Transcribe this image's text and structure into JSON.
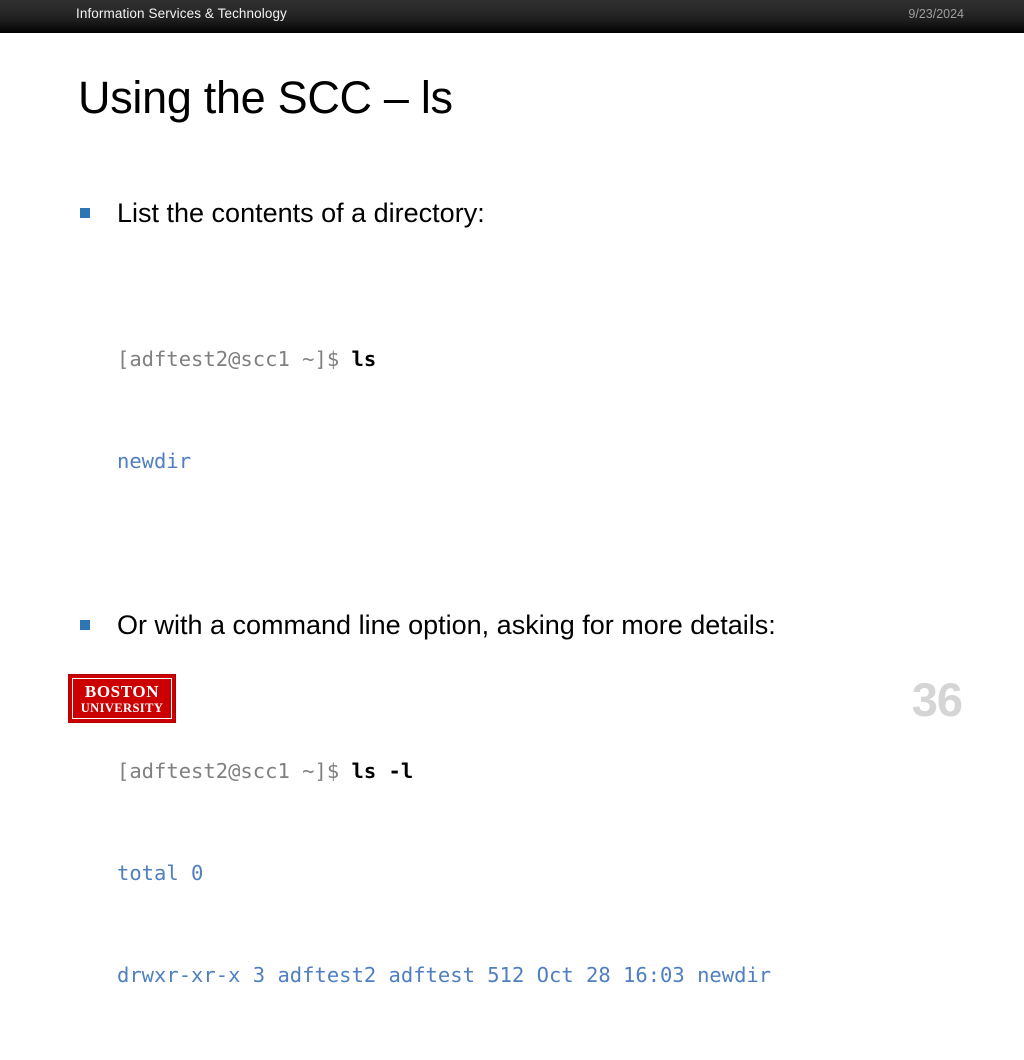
{
  "header": {
    "title": "Information Services & Technology",
    "date": "9/23/2024"
  },
  "slide": {
    "title": "Using the SCC – ls",
    "number": "36"
  },
  "content": {
    "bullet_1": {
      "text": "List the contents of a directory:",
      "marker": "square-bullet"
    },
    "code_1": {
      "prompt": "[adftest2@scc1 ~]$ ",
      "command": "ls",
      "output_line_1": "newdir"
    },
    "bullet_2": {
      "text": "Or with a command line option, asking for more details:",
      "marker": "square-bullet"
    },
    "code_2": {
      "prompt": "[adftest2@scc1 ~]$ ",
      "command": "ls -l",
      "output_line_1": "total 0",
      "output_line_2": "drwxr-xr-x 3 adftest2 adftest 512 Oct 28 16:03 newdir"
    }
  },
  "logo": {
    "line_1": "BOSTON",
    "line_2": "UNIVERSITY"
  },
  "colors": {
    "bullet_blue": "#2e75b6",
    "terminal_output_blue": "#4f7fbf",
    "terminal_prompt_gray": "#808080",
    "logo_red": "#cc0000",
    "page_number_gray": "#d5d5d5",
    "header_date_gray": "#9d9d9d"
  }
}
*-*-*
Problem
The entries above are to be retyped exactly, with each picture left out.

Expected answer
Transcribe this image's text and structure into JSON.
{
  "header": {
    "title": "Information Services & Technology",
    "date": "9/23/2024"
  },
  "slide": {
    "title": "Using the SCC – ls",
    "number": "36"
  },
  "content": {
    "bullet_1": {
      "text": "List the contents of a directory:",
      "marker": "square-bullet"
    },
    "code_1": {
      "prompt": "[adftest2@scc1 ~]$ ",
      "command": "ls",
      "output_line_1": "newdir"
    },
    "bullet_2": {
      "text": "Or with a command line option, asking for more details:",
      "marker": "square-bullet"
    },
    "code_2": {
      "prompt": "[adftest2@scc1 ~]$ ",
      "command": "ls -l",
      "output_line_1": "total 0",
      "output_line_2": "drwxr-xr-x 3 adftest2 adftest 512 Oct 28 16:03 newdir"
    }
  },
  "logo": {
    "line_1": "BOSTON",
    "line_2": "UNIVERSITY"
  },
  "colors": {
    "bullet_blue": "#2e75b6",
    "terminal_output_blue": "#4f7fbf",
    "terminal_prompt_gray": "#808080",
    "logo_red": "#cc0000",
    "page_number_gray": "#d5d5d5",
    "header_date_gray": "#9d9d9d"
  }
}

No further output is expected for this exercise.